Reese spent January 2007 on a Winter Term in Botswana for a course titled Botswana: Culture, Health and Tradition in Contemporary Southern Africa. One day during the month-long experience, "I found myself in a position I never thought I would be in," Reese wrote in his Fulbright application. "I was standing on the sidelines of a dusty field in Botswana watching a soccer game between children from a local AIDS orphanage and students from DePauw University. An odd situation for a person from a town in Indiana with only one stoplight, this experience served to implant in my brain the power of cultural interaction."
A double major in economics and history from Walkerton, Indiana, Reese also played baseball for the Tigers. "As a student at DePauw, I knew little about Botswana, but that did not matter to the children on that blistering hot day in Southern Africa," he continued. "We found a way to interact that was not only fun for both sides, but constructive in teaching us that no matter the supposed differences, people can always find things in common. My three week trip to Botswana also allowed me to find out something meaningful about myself; I love to work with and be around children in most any capacity."
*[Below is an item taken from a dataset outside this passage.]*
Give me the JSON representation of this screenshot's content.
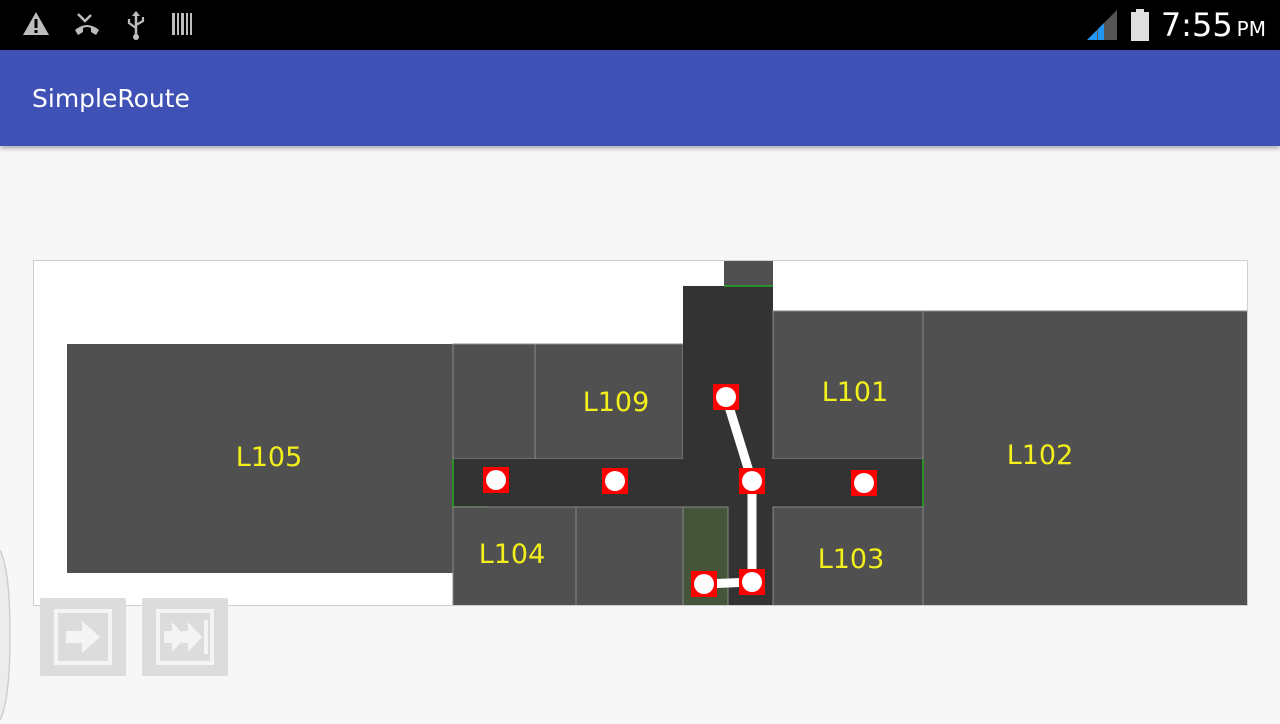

With future plans to attend law school, Reese wrote to the Fulbright committee, "My family and early life had a significant influence on my approach to life, but it is my time at DePauw University which has had the greatest impact. I arrived at school as a small-town kid from Indiana who knew virtually nothing of the outside world. My time at DePauw, both on and off campus, has enabled me to broaden my perspective on the world and continued to fuel my desire to learn. In the classroom, learning to cultivate my own philosophy and outlook towards education has become a major accomplishment. Characteristics like discipline, focus, and balance have become central in my approach to education. In addition, meeting people of various backgrounds has allowed me to critically evaluate my own positions regarding education and the world around us. I learned to absorb everything in my vicinity and to have an open mind to ideas that I may find uncomfortable at first. My experience abroad has also shaped my perspective on who I am and what I want to become."
The 2008 graduate concluded, "In immersing myself in the educational system of South Korea, I will gain important insights into the role of education policy on students and teachers. With my background in historical reading and my economic skills which enable me to apply information practically, this experience would allow me to continue to broaden my perspective on education and how it is shaped on both a local and a comparative level."
"Eric is well qualified for this award," says Douglas E. Harms, professor of computer science at DePauw and the University's Fulbright Program Adviser. "He has taken several education courses, worked with special needs students, and participated in the Big Brothers mentoring program. His respect for teachers derives from having teachers in his family. These experiences have helped him recognize and be sensitive to problems of cultural bias in education. Eric will use his interest in baseball and sports as a way to form relationships outside the classroom with his students in South Korea, and this is an excellent way for him to become integrated into his South Korean community."
Sponsored by the U.S. Department of State, the Fulbright U.S. Student Program is the largest American international exchange program offering opportunities for students and young professionals to undertake international graduate study, advanced research, university teaching, and teaching in elementary and secondary schools worldwide. The U.S. Student Program currently awards approximately 1,500 grants annually in all fields of study, and operates in more than 155 countries worldwide. Fulbright full grants generally provide funding for round-trip travel, maintenance for one academic year, health and accident insurance and full or partial tuition. Since its inception in 1946, the Fulbright Program has provided more than 286,000 participants, chosen for their leadership potential, with the opportunity to observe each others' political, economic and cultural institutions, exchange ideas, and embark on joint ventures of importance to the general welfare of the world's inhabitants. Learn more by clicking here.
To contact Dr. Harms, the recipient of a Fulbright Award for the 2004-05 academic year, send an e-mail to firstname.lastname@example.org.
DePauw was among the "Top Producers of Fulbright Awards for U.S. Students, 2007-08" according to a chart published in the October 26, 2007 edition of the Chronicle of Higher Education. The University continues to be one of the top colleges in the United States for the percentage of students who study abroad, according to Open Doors 2007, a report by the Institute of International Education.Back